CocoaPods is the dependency manager for Objective-C projects. It has thousands of libraries and can help you scale your projects elegantly. According to their web site, anyway. Sounds good to us.
For this tutorial you’ll need the HelloEarth project you created in the last one. Don’t run through the binary and source distribution tutorials. Cocoapods is an alternative to those.
All credit goes to Juan Collas who put together the latest pod (and the old one). We contributed… absolutely nothing. Now that’s what we call open source!
The pod is named WhirlyGlobe, but Maply is in there too. If you go looking for it on cocoapods.org you’ll see this.
Pods are pretty easy to use, which is kind of the point. If you haven’t installed the pod gem, go follow their instructions. You’ll need that software to do the rest of this.
Every project you use Cocoapods in is going to need a Podfile. Yours should look like this.
Make sure you’ve closed the HelloEarth project in Xcode. The install process is going to mess with it.
The next step is to set up the dependencies with the podspec. You do that in the Terminal like so. Navigate to the directory containing your HelloEarth.xcodeproj.
If all goes well it should say something like this.
We love our fellow open source projects. That’s why we include so many of them!

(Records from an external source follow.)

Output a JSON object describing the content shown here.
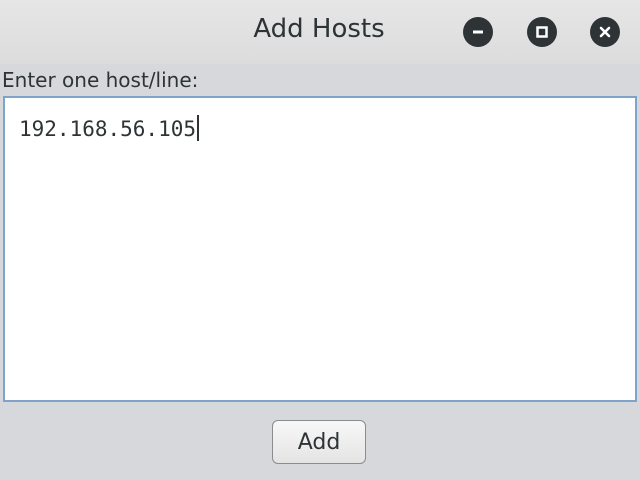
{
  "window": {
    "title": "Add Hosts",
    "controls": {
      "minimize_icon": "minimize-icon",
      "maximize_icon": "maximize-icon",
      "close_icon": "close-icon"
    }
  },
  "form": {
    "prompt": "Enter one host/line:",
    "hosts_text": "192.168.56.105",
    "add_label": "Add"
  },
  "colors": {
    "background": "#d6d8dc",
    "text": "#2e3436",
    "textarea_border": "#7fa3c9"
  }
}
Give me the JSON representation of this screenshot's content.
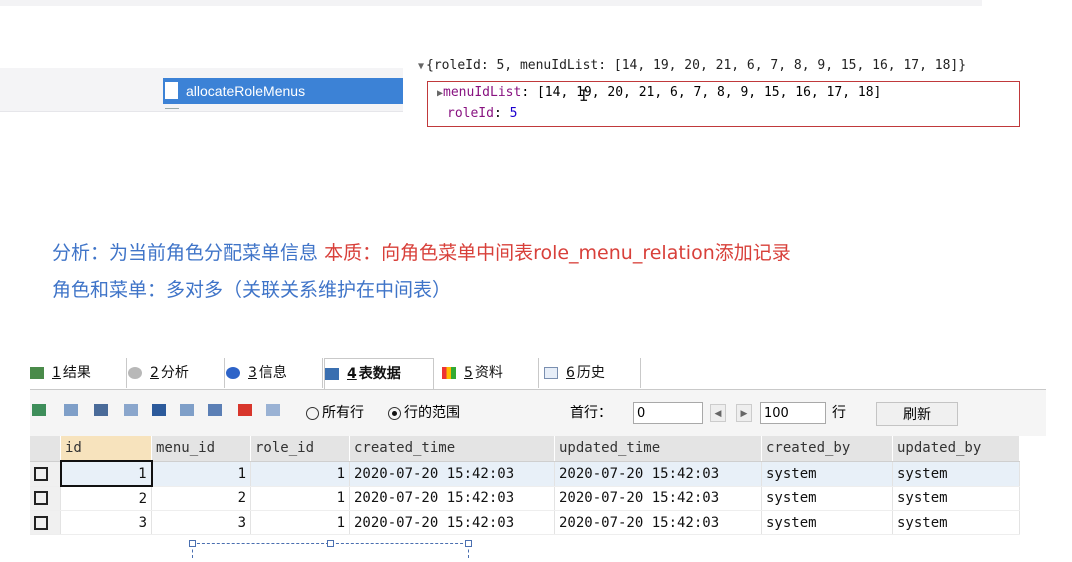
{
  "method_item": {
    "label": "allocateRoleMenus"
  },
  "console": {
    "summary": "{roleId: 5, menuIdList: [14, 19, 20, 21, 6, 7, 8, 9, 15, 16, 17, 18]}",
    "menuIdList_key": "menuIdList",
    "menuIdList_value": "[14, 19, 20, 21, 6, 7, 8, 9, 15, 16, 17, 18]",
    "roleId_key": "roleId",
    "roleId_value": "5",
    "colors": {
      "key": "#881280",
      "number": "#1c00cf",
      "highlight_box": "#c0393b"
    }
  },
  "notes": {
    "line1_blue": "分析：为当前角色分配菜单信息",
    "line1_red": "本质：向角色菜单中间表role_menu_relation添加记录",
    "line2": "角色和菜单：多对多（关联关系维护在中间表）",
    "colors": {
      "blue": "#3f74c8",
      "red": "#d8403a"
    }
  },
  "tabs": [
    {
      "num": "1",
      "label": "结果",
      "icon": "result-grid-icon"
    },
    {
      "num": "2",
      "label": "分析",
      "icon": "profiler-icon"
    },
    {
      "num": "3",
      "label": "信息",
      "icon": "info-icon"
    },
    {
      "num": "4",
      "label": "表数据",
      "icon": "table-data-icon",
      "active": true
    },
    {
      "num": "5",
      "label": "资料",
      "icon": "chart-icon"
    },
    {
      "num": "6",
      "label": "历史",
      "icon": "calendar-history-icon"
    }
  ],
  "toolbar": {
    "radio_all": "所有行",
    "radio_range": "行的范围",
    "selected_radio": "行的范围",
    "first_row_label": "首行：",
    "first_row_value": "0",
    "row_count_value": "100",
    "row_unit": "行",
    "refresh_label": "刷新"
  },
  "grid": {
    "columns": [
      "id",
      "menu_id",
      "role_id",
      "created_time",
      "updated_time",
      "created_by",
      "updated_by"
    ],
    "sorted_column": "id",
    "rows": [
      [
        "1",
        "1",
        "1",
        "2020-07-20 15:42:03",
        "2020-07-20 15:42:03",
        "system",
        "system"
      ],
      [
        "2",
        "2",
        "1",
        "2020-07-20 15:42:03",
        "2020-07-20 15:42:03",
        "system",
        "system"
      ],
      [
        "3",
        "3",
        "1",
        "2020-07-20 15:42:03",
        "2020-07-20 15:42:03",
        "system",
        "system"
      ]
    ]
  }
}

Up next, let’s compile the thing.
You’ll need to load the HelloEarth workspace rather than the project. Cocoapods sets up its dependencies in there. If it fails to compile, odds are you opened the project. We do it all the time.
Just build it. It should scamper off and do the Cocoapods portion first, consisting of all those dependent projects. Then it’ll get to your code.
If it builds, you’re golden. All the source code you need is in there, including all the projects WhirlyGlobe-Maply uses. You can even check all this junk in. There’s a whole body of thought on that, which we won’t get into here.
Go forth and do the rest of the tutorials!